___ Records for this task ___

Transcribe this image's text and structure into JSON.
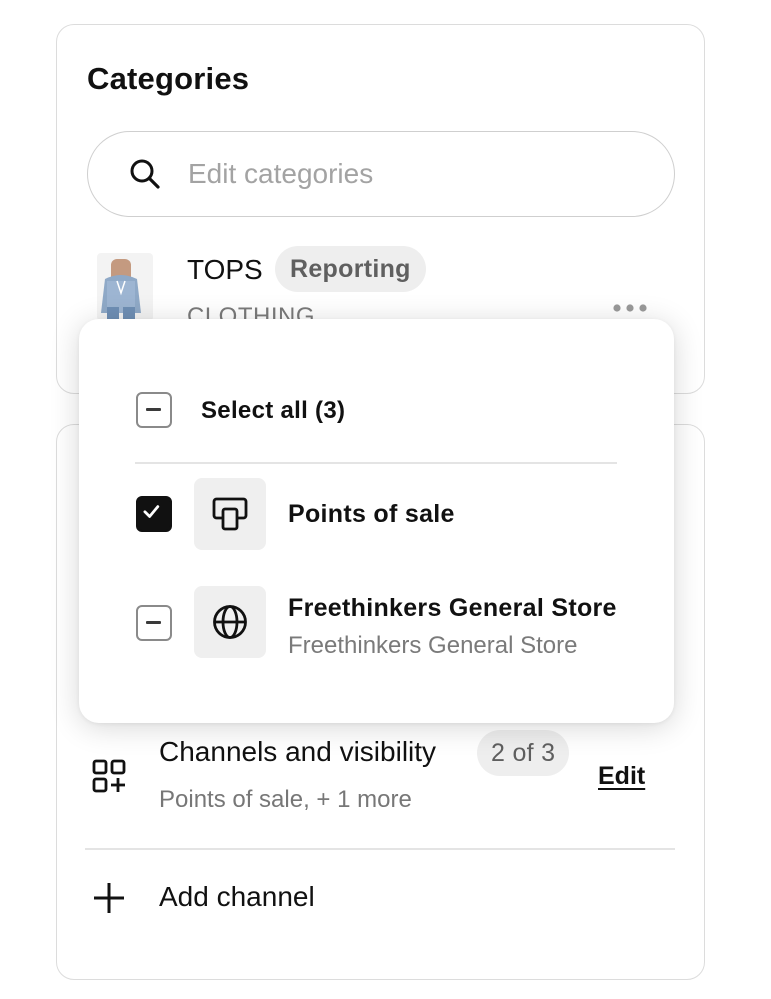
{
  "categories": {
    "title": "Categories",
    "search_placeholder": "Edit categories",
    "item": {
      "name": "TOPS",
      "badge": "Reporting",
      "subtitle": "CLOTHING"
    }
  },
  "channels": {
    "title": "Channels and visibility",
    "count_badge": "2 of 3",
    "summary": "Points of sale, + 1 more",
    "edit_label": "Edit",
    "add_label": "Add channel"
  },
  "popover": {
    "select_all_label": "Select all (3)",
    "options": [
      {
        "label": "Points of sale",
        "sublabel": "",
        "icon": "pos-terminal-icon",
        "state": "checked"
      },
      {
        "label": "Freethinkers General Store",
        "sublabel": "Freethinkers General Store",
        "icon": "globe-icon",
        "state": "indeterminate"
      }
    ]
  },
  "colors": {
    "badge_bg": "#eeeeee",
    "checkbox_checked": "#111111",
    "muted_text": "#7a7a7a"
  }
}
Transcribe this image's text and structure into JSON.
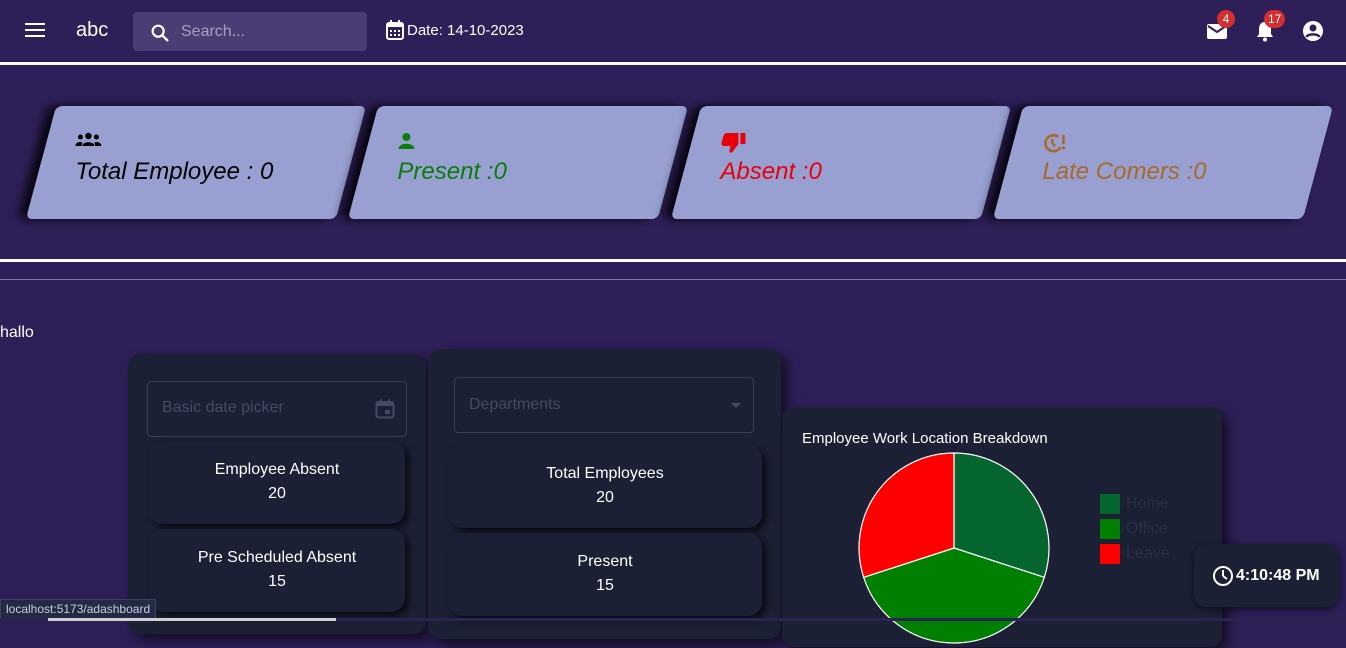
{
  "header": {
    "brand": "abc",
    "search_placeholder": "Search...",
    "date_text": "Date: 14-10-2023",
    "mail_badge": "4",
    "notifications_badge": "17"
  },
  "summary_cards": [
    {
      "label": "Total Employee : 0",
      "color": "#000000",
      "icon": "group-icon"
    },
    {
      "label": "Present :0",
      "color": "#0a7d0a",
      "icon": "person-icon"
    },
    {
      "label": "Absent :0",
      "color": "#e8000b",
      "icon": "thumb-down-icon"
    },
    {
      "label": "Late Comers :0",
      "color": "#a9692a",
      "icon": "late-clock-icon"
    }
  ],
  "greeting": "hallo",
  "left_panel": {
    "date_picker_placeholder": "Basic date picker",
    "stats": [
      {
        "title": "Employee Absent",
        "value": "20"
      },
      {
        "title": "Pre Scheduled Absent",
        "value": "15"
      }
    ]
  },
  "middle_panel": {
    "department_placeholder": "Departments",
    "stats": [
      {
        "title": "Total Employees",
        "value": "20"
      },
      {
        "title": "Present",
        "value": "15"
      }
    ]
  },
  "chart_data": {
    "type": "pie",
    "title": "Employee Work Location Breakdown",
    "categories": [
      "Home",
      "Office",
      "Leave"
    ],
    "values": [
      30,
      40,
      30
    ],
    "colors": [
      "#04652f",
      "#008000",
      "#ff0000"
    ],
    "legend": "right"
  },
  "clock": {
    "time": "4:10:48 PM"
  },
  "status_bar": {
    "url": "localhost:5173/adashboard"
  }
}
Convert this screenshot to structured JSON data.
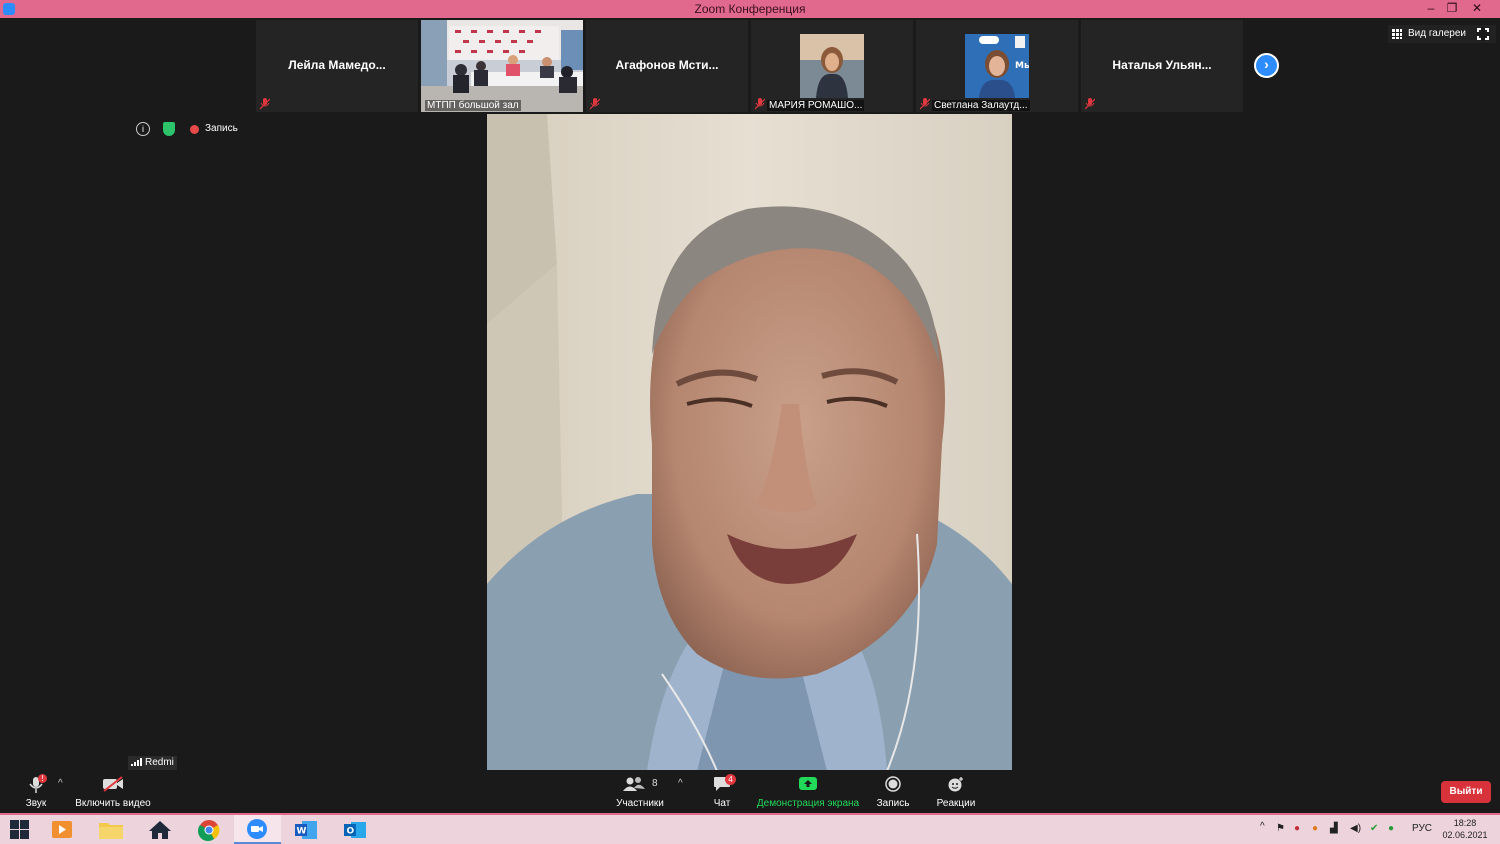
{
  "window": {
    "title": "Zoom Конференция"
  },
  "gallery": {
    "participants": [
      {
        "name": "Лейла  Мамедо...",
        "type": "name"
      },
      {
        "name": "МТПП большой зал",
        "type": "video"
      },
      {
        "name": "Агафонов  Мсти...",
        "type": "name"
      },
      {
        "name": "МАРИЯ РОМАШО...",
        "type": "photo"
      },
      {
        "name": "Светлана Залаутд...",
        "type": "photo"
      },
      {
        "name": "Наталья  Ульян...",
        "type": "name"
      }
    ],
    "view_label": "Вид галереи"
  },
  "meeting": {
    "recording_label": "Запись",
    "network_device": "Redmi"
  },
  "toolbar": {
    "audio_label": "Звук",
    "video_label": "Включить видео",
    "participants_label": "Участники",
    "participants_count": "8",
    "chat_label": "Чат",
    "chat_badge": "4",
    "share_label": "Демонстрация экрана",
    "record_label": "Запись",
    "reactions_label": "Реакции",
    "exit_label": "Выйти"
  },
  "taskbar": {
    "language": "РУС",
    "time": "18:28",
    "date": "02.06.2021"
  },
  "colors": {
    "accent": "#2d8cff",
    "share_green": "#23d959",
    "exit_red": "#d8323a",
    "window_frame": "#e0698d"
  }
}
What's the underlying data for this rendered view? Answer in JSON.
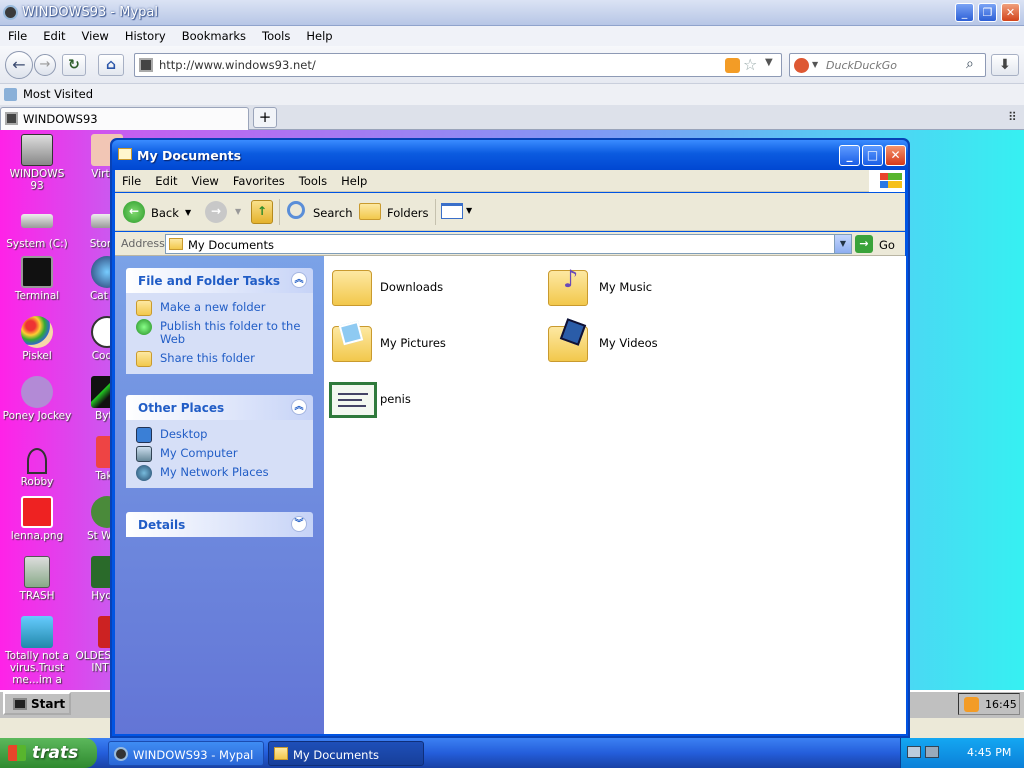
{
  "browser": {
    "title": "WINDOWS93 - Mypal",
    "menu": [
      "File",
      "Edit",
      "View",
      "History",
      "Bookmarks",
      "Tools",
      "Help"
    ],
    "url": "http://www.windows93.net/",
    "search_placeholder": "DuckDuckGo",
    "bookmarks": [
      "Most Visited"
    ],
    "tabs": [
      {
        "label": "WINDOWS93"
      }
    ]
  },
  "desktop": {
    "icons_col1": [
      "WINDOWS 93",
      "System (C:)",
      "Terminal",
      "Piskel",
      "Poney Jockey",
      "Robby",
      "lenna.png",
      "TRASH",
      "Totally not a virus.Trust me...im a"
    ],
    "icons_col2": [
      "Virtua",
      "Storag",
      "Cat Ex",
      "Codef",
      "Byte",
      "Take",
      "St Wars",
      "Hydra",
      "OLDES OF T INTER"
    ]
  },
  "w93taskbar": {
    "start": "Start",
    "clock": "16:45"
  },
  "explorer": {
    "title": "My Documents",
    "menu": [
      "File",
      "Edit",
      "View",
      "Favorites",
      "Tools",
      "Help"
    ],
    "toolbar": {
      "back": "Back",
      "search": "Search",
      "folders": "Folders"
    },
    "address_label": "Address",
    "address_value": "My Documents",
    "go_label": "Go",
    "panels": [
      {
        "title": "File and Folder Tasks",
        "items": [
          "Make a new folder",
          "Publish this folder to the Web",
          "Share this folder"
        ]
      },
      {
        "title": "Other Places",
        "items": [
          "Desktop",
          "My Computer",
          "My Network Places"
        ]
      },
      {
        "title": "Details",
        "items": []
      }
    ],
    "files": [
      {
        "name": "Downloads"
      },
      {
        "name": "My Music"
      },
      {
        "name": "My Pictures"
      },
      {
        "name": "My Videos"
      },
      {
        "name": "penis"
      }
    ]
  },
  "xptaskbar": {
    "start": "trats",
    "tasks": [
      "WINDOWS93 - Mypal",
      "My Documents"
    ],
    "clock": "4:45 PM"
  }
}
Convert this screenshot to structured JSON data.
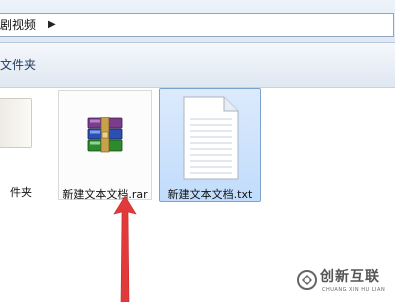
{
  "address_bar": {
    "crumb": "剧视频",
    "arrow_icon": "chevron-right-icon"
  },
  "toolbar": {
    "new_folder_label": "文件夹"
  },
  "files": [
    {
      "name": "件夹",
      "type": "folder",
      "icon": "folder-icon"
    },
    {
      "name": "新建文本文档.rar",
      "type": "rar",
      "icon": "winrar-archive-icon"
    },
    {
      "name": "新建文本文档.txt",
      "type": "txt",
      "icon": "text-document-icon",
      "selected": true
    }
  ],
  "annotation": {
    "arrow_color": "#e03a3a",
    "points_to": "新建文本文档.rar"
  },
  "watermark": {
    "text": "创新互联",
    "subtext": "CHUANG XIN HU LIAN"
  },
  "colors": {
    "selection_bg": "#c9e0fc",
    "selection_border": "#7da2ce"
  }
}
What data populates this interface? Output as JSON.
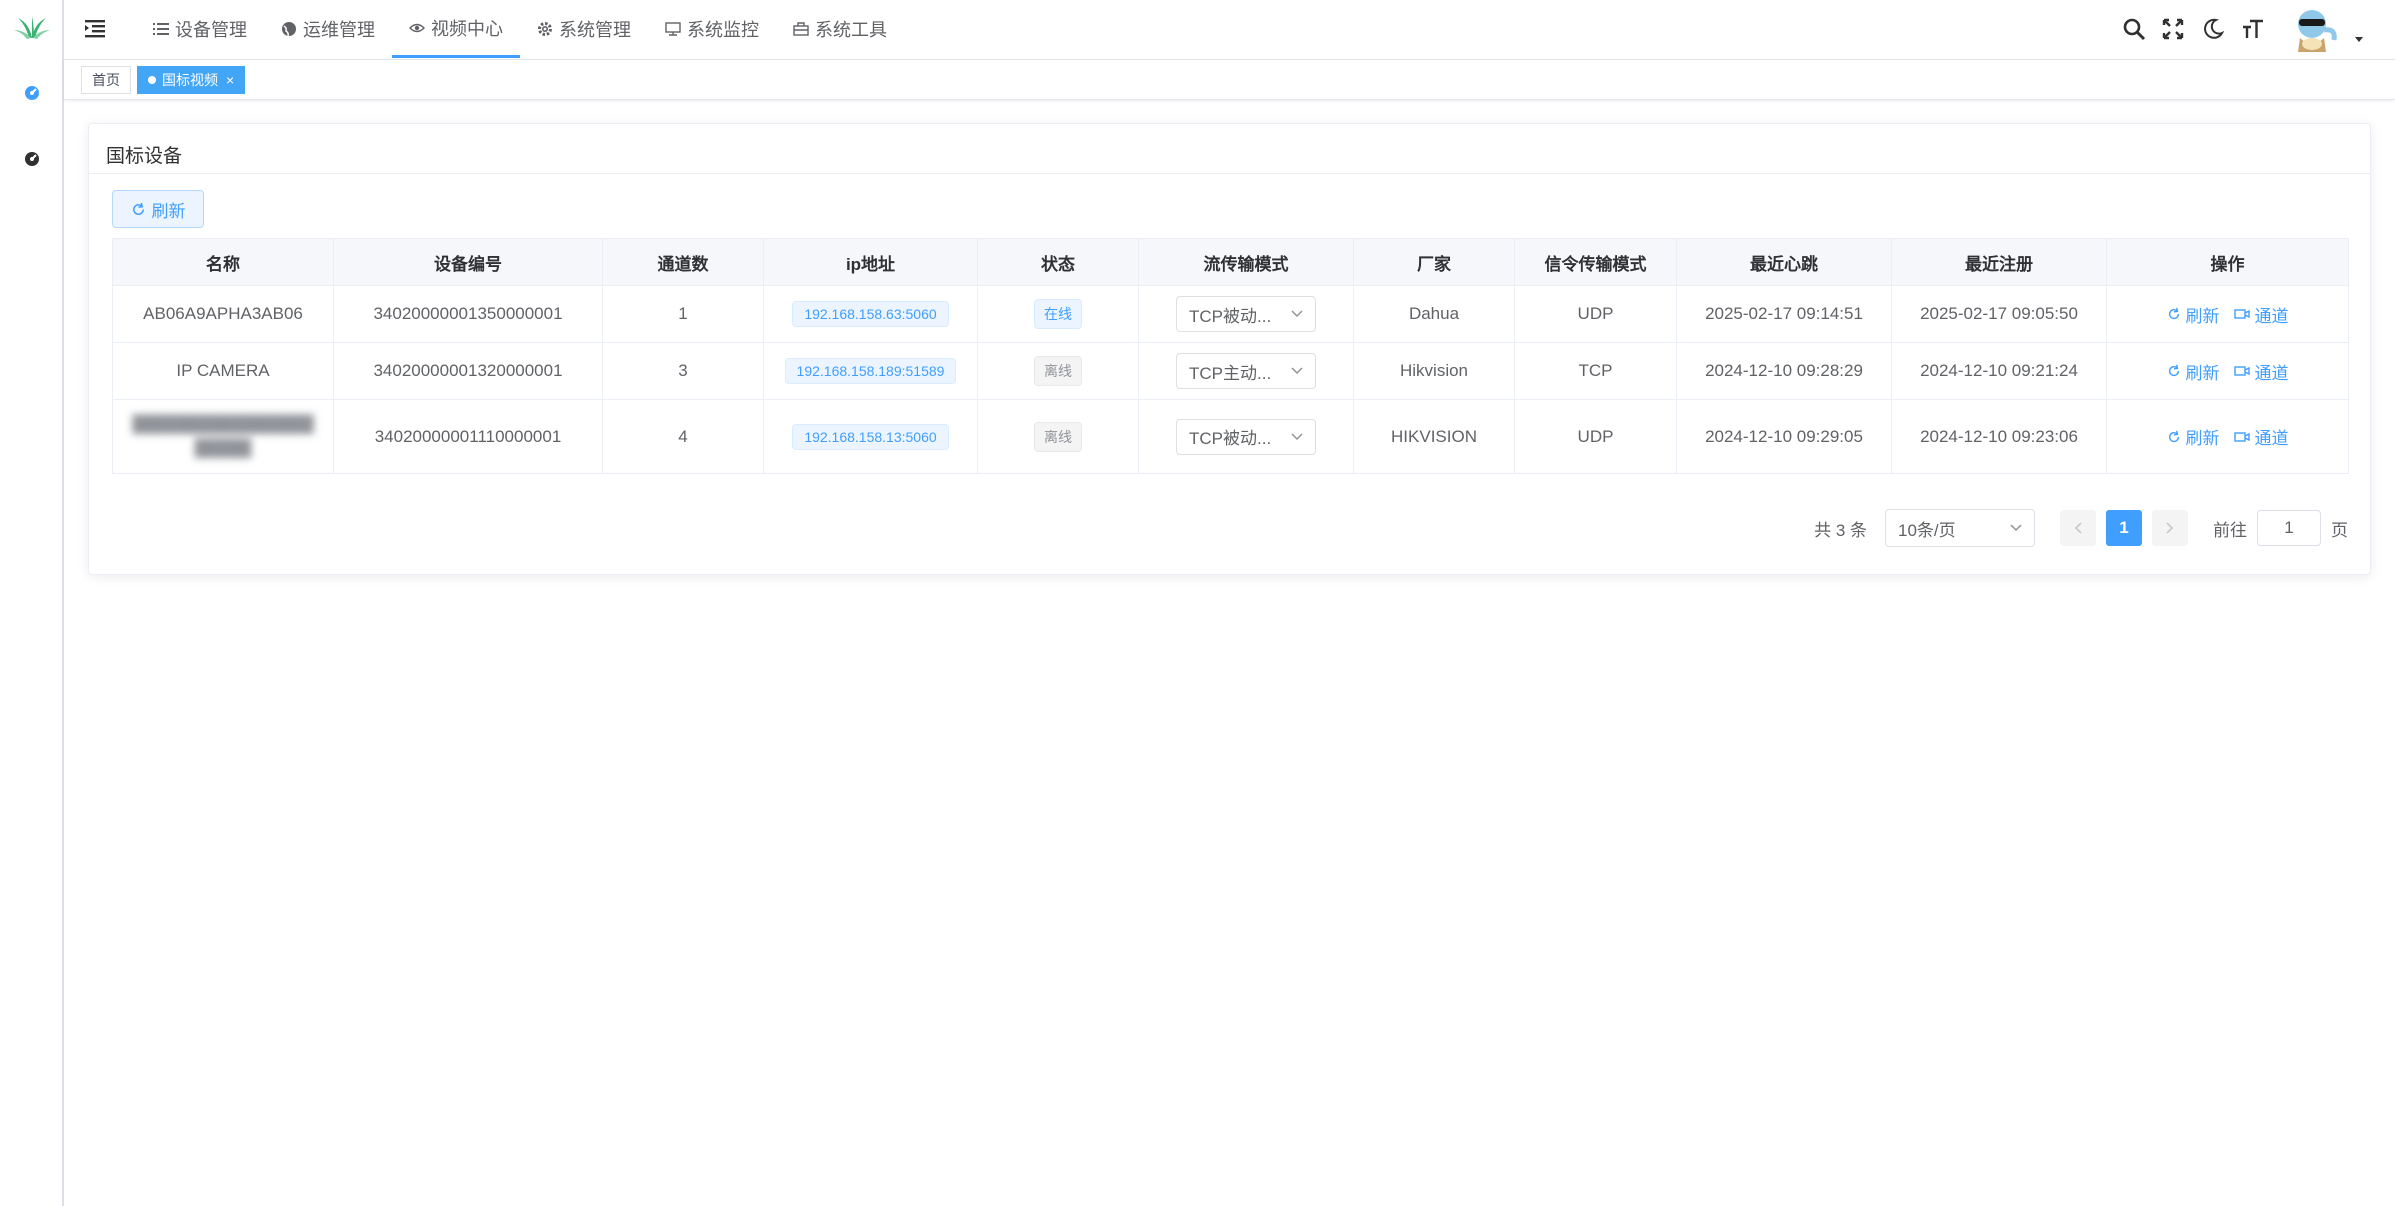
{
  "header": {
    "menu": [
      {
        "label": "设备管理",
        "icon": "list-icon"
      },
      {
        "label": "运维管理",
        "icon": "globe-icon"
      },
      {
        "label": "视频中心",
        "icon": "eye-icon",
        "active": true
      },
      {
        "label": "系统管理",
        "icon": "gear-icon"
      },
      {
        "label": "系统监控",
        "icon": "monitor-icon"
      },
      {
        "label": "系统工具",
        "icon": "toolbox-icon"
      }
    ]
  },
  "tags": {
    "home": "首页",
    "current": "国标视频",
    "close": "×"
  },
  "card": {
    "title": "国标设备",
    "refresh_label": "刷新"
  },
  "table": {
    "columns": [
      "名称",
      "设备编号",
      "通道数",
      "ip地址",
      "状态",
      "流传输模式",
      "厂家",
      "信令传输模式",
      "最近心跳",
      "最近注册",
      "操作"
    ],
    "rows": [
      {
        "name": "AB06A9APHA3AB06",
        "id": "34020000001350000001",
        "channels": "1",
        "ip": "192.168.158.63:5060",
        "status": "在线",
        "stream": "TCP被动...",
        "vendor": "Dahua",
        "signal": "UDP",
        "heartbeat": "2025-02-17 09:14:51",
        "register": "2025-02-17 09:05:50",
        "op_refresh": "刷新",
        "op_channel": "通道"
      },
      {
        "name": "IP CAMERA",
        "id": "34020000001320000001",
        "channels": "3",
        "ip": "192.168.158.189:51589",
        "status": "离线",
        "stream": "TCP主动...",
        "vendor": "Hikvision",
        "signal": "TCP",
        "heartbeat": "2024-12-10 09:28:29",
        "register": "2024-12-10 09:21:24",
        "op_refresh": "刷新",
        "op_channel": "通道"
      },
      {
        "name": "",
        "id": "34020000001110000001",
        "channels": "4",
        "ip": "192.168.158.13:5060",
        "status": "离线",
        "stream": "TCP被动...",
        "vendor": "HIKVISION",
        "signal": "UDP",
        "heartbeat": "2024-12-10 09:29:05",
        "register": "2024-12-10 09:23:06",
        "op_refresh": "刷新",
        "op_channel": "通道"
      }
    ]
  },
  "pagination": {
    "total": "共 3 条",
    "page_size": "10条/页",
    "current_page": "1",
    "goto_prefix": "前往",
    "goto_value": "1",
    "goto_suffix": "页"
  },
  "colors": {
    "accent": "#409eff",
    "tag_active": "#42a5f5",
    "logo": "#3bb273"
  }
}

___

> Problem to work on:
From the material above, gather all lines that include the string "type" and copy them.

> Written answer:
    "type": "pie",
        "type": "name"
        "type": "video"
        "type": "name"
        "type": "photo"
        "type": "photo"
        "type": "name"
      "type": "folder",
      "type": "rar",
      "type": "txt",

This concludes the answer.